A Muslim cleric in India has stirred up a controversy by referring to Hindu deity Shiva as the first of the many prophets of Allah.
Mufti Mohammad Ilyas Qasmi, leader of Jamiat Ulema Hind, also said he backed the view that "every Indian is a Hindu," a line adopted by the RSS, the ideological parent of the ruling Bharatiya Janata Party.
"We Indian Muslims are followers of Islam. We believe in 'Allah', but we are, traditionally, 'Hindus'," the leader of Jamiat Ulema Hind, an organisation of Islamic scholars, said.
Qasmi has been propagating Hindu-Muslim unity in Ayodhya, the site of a disputed 16th century mosque that was pulled down by Hindu fanatics in 1992.
The cleric elaborated that Muslims were also followers of Sanatan Dharma and "have no reservations in accepting that Lord Shiva and Goddess Parvati were part of the series of a lakh and twenty four thousand [124,000] prophets sent to Earth with a mission to establish humanity, true religion and God's rule in the world."
Sanatan Dharma essentially means eternal duty or religion that has no beginning or a founder, but the word has been interpreted differently.
Denunciations were quick to come.
The group's secretary, Hafiz Irfan, chose to call it Qasmi's personal views. "There were, indeed, a series of one lakh twenty four thousand prophets sent by Allah to Earth. Lord Rama, Lord Krishna or Lord Shiva may be one of them, but none of this finds mention in the holy Quran. Only God is the creator, not his messengers."
Maulana Khalid Rasheed Firangi Mahali, a prominent cleric from the central Indian city of Lucknow, said Islam respected all religions but did not suggest anywhere that Lord Shiva was a prophet.
More vociferous opposition came from nonagenarian Hashim Ansari, who has been in the foreground of the ongoing Ayodhya shrine dispute.

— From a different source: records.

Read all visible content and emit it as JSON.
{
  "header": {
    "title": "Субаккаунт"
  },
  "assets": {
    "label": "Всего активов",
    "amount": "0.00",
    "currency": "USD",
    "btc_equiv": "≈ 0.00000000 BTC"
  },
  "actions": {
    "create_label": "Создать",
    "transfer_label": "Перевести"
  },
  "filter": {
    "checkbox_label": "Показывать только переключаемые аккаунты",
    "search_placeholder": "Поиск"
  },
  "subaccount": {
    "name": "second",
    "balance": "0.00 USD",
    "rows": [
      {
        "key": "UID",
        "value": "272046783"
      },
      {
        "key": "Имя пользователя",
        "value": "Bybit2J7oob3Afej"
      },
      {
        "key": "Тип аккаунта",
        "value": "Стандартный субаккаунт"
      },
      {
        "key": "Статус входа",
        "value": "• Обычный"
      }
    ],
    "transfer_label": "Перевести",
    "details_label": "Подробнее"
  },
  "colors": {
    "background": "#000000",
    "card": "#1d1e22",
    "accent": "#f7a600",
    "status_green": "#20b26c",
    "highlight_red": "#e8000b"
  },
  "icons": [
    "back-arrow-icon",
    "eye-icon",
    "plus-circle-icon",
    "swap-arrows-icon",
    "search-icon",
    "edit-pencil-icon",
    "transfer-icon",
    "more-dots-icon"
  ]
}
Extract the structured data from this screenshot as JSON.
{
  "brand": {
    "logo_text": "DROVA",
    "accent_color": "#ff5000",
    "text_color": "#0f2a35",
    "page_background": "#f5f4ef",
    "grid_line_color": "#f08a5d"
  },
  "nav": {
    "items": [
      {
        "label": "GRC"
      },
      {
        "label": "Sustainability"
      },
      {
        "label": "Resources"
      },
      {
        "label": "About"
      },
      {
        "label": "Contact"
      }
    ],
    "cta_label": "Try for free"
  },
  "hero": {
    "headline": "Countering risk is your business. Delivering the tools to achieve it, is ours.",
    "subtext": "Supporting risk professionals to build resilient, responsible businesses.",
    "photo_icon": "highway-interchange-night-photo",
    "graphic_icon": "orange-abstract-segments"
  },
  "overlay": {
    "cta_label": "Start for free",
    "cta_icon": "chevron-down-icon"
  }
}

Calling the claim ridiculous, he said, "Clerics like him read the Quran but don't understand or follow it at all. In any case, Muslims don't regard the Jamiat as 'ulema'."
Mufti Mukarram Ahmed, Imam of Fatehpuri Masjid, also rejected the claim. "What he has said, is totally wrong and unacceptable. It's nowhere written in our holy book. This could be his political statement," Mukarram said. "We rever[e] only the 'nabis' (Prophets) mentioned in the Quran," he added.
Vice-president of the All India Muslim Personal Law Board and much-respected Shia cleric Maulana Kalbe Sadiq said: "This Maulana should first learn the basics of both Hinduism and Islam. Clerics should not make such irresponsible statements about religion."
On the other hand, the chief priest of the Ram temple in Ayodhya, Mahant Satyendra Das, welcomed the statement. "Maulana Iliyas is right. This should be welcomed by Muslims, too. It will bring us together like brothers."
Another Hindu priest claimed that the cleric's statements are backed by the scriptures and mythology.
The Rashtriya Swayamsevak Sangh (RSS) chief, Mohan Bhagwat, raised a furore last year over his comment that all Indians are culturally Hindus since Hindutva is a way of life and Hindus could be of any religion.